* **The task**:
Please give back the listing exactly, without any of its pictures.

* **Available data**:
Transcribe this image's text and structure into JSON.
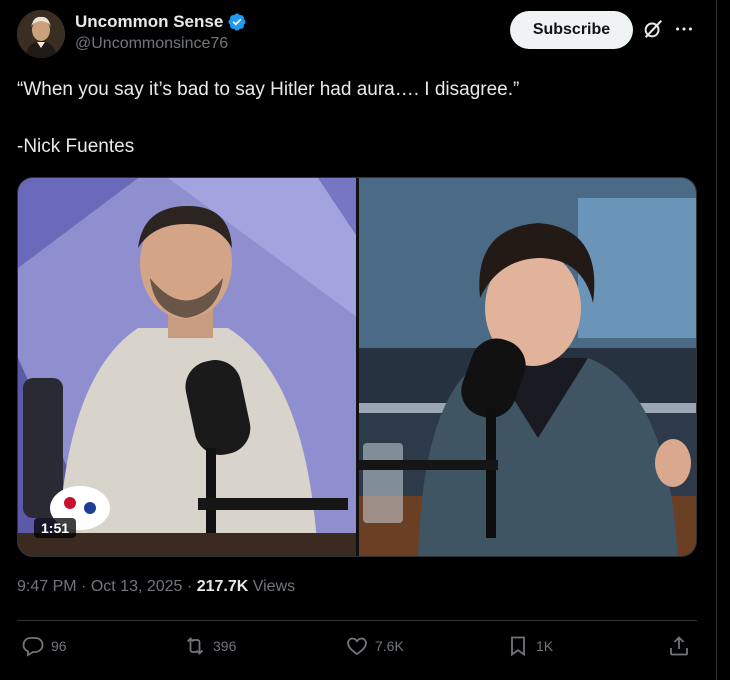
{
  "author": {
    "display_name": "Uncommon Sense",
    "handle": "@Uncommonsince76",
    "verified": true,
    "verified_color": "#1d9bf0"
  },
  "header": {
    "subscribe_label": "Subscribe",
    "grok_icon": "grok-slash-icon",
    "more_icon": "more-dots-icon"
  },
  "post": {
    "quote": "“When you say it’s bad to say Hitler had aura…. I disagree.”",
    "attribution": "-Nick Fuentes"
  },
  "media": {
    "type": "video",
    "duration": "1:51"
  },
  "meta": {
    "time": "9:47 PM",
    "date": "Oct 13, 2025",
    "separator": "·",
    "views_count": "217.7K",
    "views_label": "Views"
  },
  "actions": {
    "replies": "96",
    "reposts": "396",
    "likes": "7.6K",
    "bookmarks": "1K"
  },
  "colors": {
    "background": "#000000",
    "text_primary": "#e7e9ea",
    "text_secondary": "#71767b",
    "border": "#2f3336"
  }
}
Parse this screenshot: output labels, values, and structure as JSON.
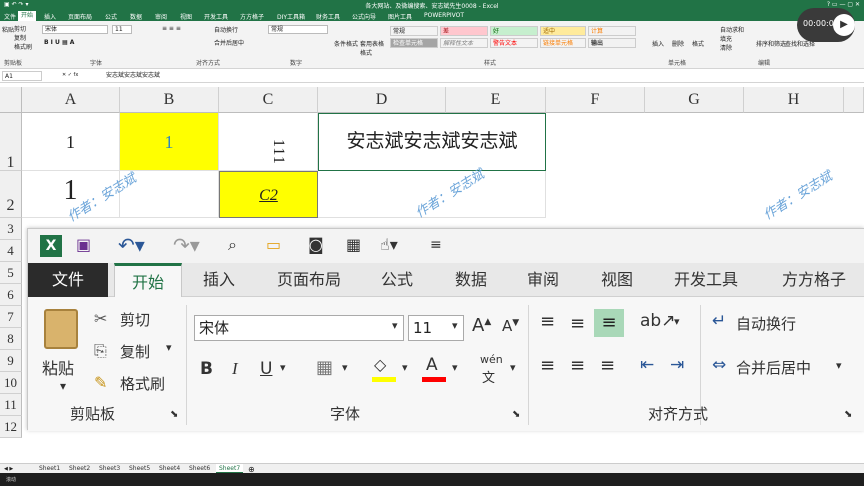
{
  "window": {
    "title": "各大网站、及微编搜索、安志斌先生0008 - Excel"
  },
  "ribbon_tabs": [
    {
      "label": "文件"
    },
    {
      "label": "开始"
    },
    {
      "label": "插入"
    },
    {
      "label": "页面布局"
    },
    {
      "label": "公式"
    },
    {
      "label": "数据"
    },
    {
      "label": "审阅"
    },
    {
      "label": "视图"
    },
    {
      "label": "开发工具"
    },
    {
      "label": "方方格子"
    },
    {
      "label": "DIY工具箱"
    },
    {
      "label": "财务工具"
    },
    {
      "label": "公式向导"
    },
    {
      "label": "图片工具"
    },
    {
      "label": "POWERPIVOT"
    }
  ],
  "small_ribbon": {
    "paste": "粘贴",
    "cut": "剪切",
    "copy": "复制",
    "format_painter": "格式刷",
    "font_name": "宋体",
    "font_size": "11",
    "wrap": "自动换行",
    "merge": "合并后居中",
    "number_format": "常规",
    "cond_format": "条件格式",
    "table_format": "套用表格格式",
    "styles": [
      {
        "label": "常规",
        "bg": "#ffffff",
        "fg": "#000000"
      },
      {
        "label": "差",
        "bg": "#ffc7ce",
        "fg": "#9c0006"
      },
      {
        "label": "好",
        "bg": "#c6efce",
        "fg": "#006100"
      },
      {
        "label": "适中",
        "bg": "#ffeb9c",
        "fg": "#9c6500"
      },
      {
        "label": "计算",
        "bg": "#f2f2f2",
        "fg": "#fa7d00"
      },
      {
        "label": "检查单元格",
        "bg": "#a5a5a5",
        "fg": "#ffffff"
      },
      {
        "label": "解释性文本",
        "bg": "#ffffff",
        "fg": "#7f7f7f"
      },
      {
        "label": "警告文本",
        "bg": "#ffffff",
        "fg": "#ff0000"
      },
      {
        "label": "链接单元格",
        "bg": "#ffffff",
        "fg": "#fa7d00"
      },
      {
        "label": "输出",
        "bg": "#f2f2f2",
        "fg": "#3f3f3f"
      }
    ],
    "insert": "插入",
    "delete": "删除",
    "format": "格式",
    "autosum": "自动求和",
    "fill": "填充",
    "clear": "清除",
    "sort_filter": "排序和筛选",
    "find_select": "查找和选择",
    "groups": {
      "clipboard": "剪贴板",
      "font": "字体",
      "alignment": "对齐方式",
      "number": "数字",
      "styles": "样式",
      "cells": "单元格",
      "editing": "编辑"
    }
  },
  "formula_bar": {
    "name_box": "A1",
    "content": "安志斌安志斌安志斌"
  },
  "grid": {
    "columns": [
      "A",
      "B",
      "C",
      "D",
      "E",
      "F",
      "G",
      "H"
    ],
    "rows": [
      "1",
      "2",
      "3",
      "4",
      "5",
      "6",
      "7",
      "8",
      "9",
      "10",
      "11",
      "12"
    ],
    "cells": {
      "A1": "1",
      "B1": "1",
      "C1": "111",
      "D1": "安志斌安志斌安志斌",
      "A2": "1",
      "C2": "C2"
    },
    "fill_yellow": "#ffff00",
    "watermark": "作者：安志斌"
  },
  "zoom_ribbon": {
    "tabs": [
      {
        "label": "文件"
      },
      {
        "label": "开始"
      },
      {
        "label": "插入"
      },
      {
        "label": "页面布局"
      },
      {
        "label": "公式"
      },
      {
        "label": "数据"
      },
      {
        "label": "审阅"
      },
      {
        "label": "视图"
      },
      {
        "label": "开发工具"
      },
      {
        "label": "方方格子"
      }
    ],
    "paste": "粘贴",
    "cut": "剪切",
    "copy": "复制",
    "format_painter": "格式刷",
    "font_name": "宋体",
    "font_size": "11",
    "wrap": "自动换行",
    "merge": "合并后居中",
    "group_clipboard": "剪贴板",
    "group_font": "字体",
    "group_alignment": "对齐方式",
    "phonetic": "wén",
    "accent": "#217346",
    "highlight_color": "#ffff00",
    "font_color": "#ff0000"
  },
  "sheet_tabs": [
    "Sheet1",
    "Sheet2",
    "Sheet3",
    "Sheet5",
    "Sheet4",
    "Sheet6",
    "Sheet7"
  ],
  "active_sheet": "Sheet7",
  "status": {
    "mode": "滚动"
  },
  "video": {
    "time": "00:00:00"
  }
}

* **Output of the exercise**:
Transcribe this image's text and structure into JSON.
{
  "author": {
    "display_name": "Uncommon Sense",
    "handle": "@Uncommonsince76",
    "verified": true,
    "verified_color": "#1d9bf0"
  },
  "header": {
    "subscribe_label": "Subscribe",
    "grok_icon": "grok-slash-icon",
    "more_icon": "more-dots-icon"
  },
  "post": {
    "quote": "“When you say it’s bad to say Hitler had aura…. I disagree.”",
    "attribution": "-Nick Fuentes"
  },
  "media": {
    "type": "video",
    "duration": "1:51"
  },
  "meta": {
    "time": "9:47 PM",
    "date": "Oct 13, 2025",
    "separator": "·",
    "views_count": "217.7K",
    "views_label": "Views"
  },
  "actions": {
    "replies": "96",
    "reposts": "396",
    "likes": "7.6K",
    "bookmarks": "1K"
  },
  "colors": {
    "background": "#000000",
    "text_primary": "#e7e9ea",
    "text_secondary": "#71767b",
    "border": "#2f3336"
  }
}
Parse this screenshot: output labels, values, and structure as JSON.
{
  "window": {
    "title": "各大网站、及微编搜索、安志斌先生0008 - Excel"
  },
  "ribbon_tabs": [
    {
      "label": "文件"
    },
    {
      "label": "开始"
    },
    {
      "label": "插入"
    },
    {
      "label": "页面布局"
    },
    {
      "label": "公式"
    },
    {
      "label": "数据"
    },
    {
      "label": "审阅"
    },
    {
      "label": "视图"
    },
    {
      "label": "开发工具"
    },
    {
      "label": "方方格子"
    },
    {
      "label": "DIY工具箱"
    },
    {
      "label": "财务工具"
    },
    {
      "label": "公式向导"
    },
    {
      "label": "图片工具"
    },
    {
      "label": "POWERPIVOT"
    }
  ],
  "small_ribbon": {
    "paste": "粘贴",
    "cut": "剪切",
    "copy": "复制",
    "format_painter": "格式刷",
    "font_name": "宋体",
    "font_size": "11",
    "wrap": "自动换行",
    "merge": "合并后居中",
    "number_format": "常规",
    "cond_format": "条件格式",
    "table_format": "套用表格格式",
    "styles": [
      {
        "label": "常规",
        "bg": "#ffffff",
        "fg": "#000000"
      },
      {
        "label": "差",
        "bg": "#ffc7ce",
        "fg": "#9c0006"
      },
      {
        "label": "好",
        "bg": "#c6efce",
        "fg": "#006100"
      },
      {
        "label": "适中",
        "bg": "#ffeb9c",
        "fg": "#9c6500"
      },
      {
        "label": "计算",
        "bg": "#f2f2f2",
        "fg": "#fa7d00"
      },
      {
        "label": "检查单元格",
        "bg": "#a5a5a5",
        "fg": "#ffffff"
      },
      {
        "label": "解释性文本",
        "bg": "#ffffff",
        "fg": "#7f7f7f"
      },
      {
        "label": "警告文本",
        "bg": "#ffffff",
        "fg": "#ff0000"
      },
      {
        "label": "链接单元格",
        "bg": "#ffffff",
        "fg": "#fa7d00"
      },
      {
        "label": "输出",
        "bg": "#f2f2f2",
        "fg": "#3f3f3f"
      }
    ],
    "insert": "插入",
    "delete": "删除",
    "format": "格式",
    "autosum": "自动求和",
    "fill": "填充",
    "clear": "清除",
    "sort_filter": "排序和筛选",
    "find_select": "查找和选择",
    "groups": {
      "clipboard": "剪贴板",
      "font": "字体",
      "alignment": "对齐方式",
      "number": "数字",
      "styles": "样式",
      "cells": "单元格",
      "editing": "编辑"
    }
  },
  "formula_bar": {
    "name_box": "A1",
    "content": "安志斌安志斌安志斌"
  },
  "grid": {
    "columns": [
      "A",
      "B",
      "C",
      "D",
      "E",
      "F",
      "G",
      "H"
    ],
    "rows": [
      "1",
      "2",
      "3",
      "4",
      "5",
      "6",
      "7",
      "8",
      "9",
      "10",
      "11",
      "12"
    ],
    "cells": {
      "A1": "1",
      "B1": "1",
      "C1": "111",
      "D1": "安志斌安志斌安志斌",
      "A2": "1",
      "C2": "C2"
    },
    "fill_yellow": "#ffff00",
    "watermark": "作者：安志斌"
  },
  "zoom_ribbon": {
    "tabs": [
      {
        "label": "文件"
      },
      {
        "label": "开始"
      },
      {
        "label": "插入"
      },
      {
        "label": "页面布局"
      },
      {
        "label": "公式"
      },
      {
        "label": "数据"
      },
      {
        "label": "审阅"
      },
      {
        "label": "视图"
      },
      {
        "label": "开发工具"
      },
      {
        "label": "方方格子"
      }
    ],
    "paste": "粘贴",
    "cut": "剪切",
    "copy": "复制",
    "format_painter": "格式刷",
    "font_name": "宋体",
    "font_size": "11",
    "wrap": "自动换行",
    "merge": "合并后居中",
    "group_clipboard": "剪贴板",
    "group_font": "字体",
    "group_alignment": "对齐方式",
    "phonetic": "wén",
    "accent": "#217346",
    "highlight_color": "#ffff00",
    "font_color": "#ff0000"
  },
  "sheet_tabs": [
    "Sheet1",
    "Sheet2",
    "Sheet3",
    "Sheet5",
    "Sheet4",
    "Sheet6",
    "Sheet7"
  ],
  "active_sheet": "Sheet7",
  "status": {
    "mode": "滚动"
  },
  "video": {
    "time": "00:00:00"
  }
}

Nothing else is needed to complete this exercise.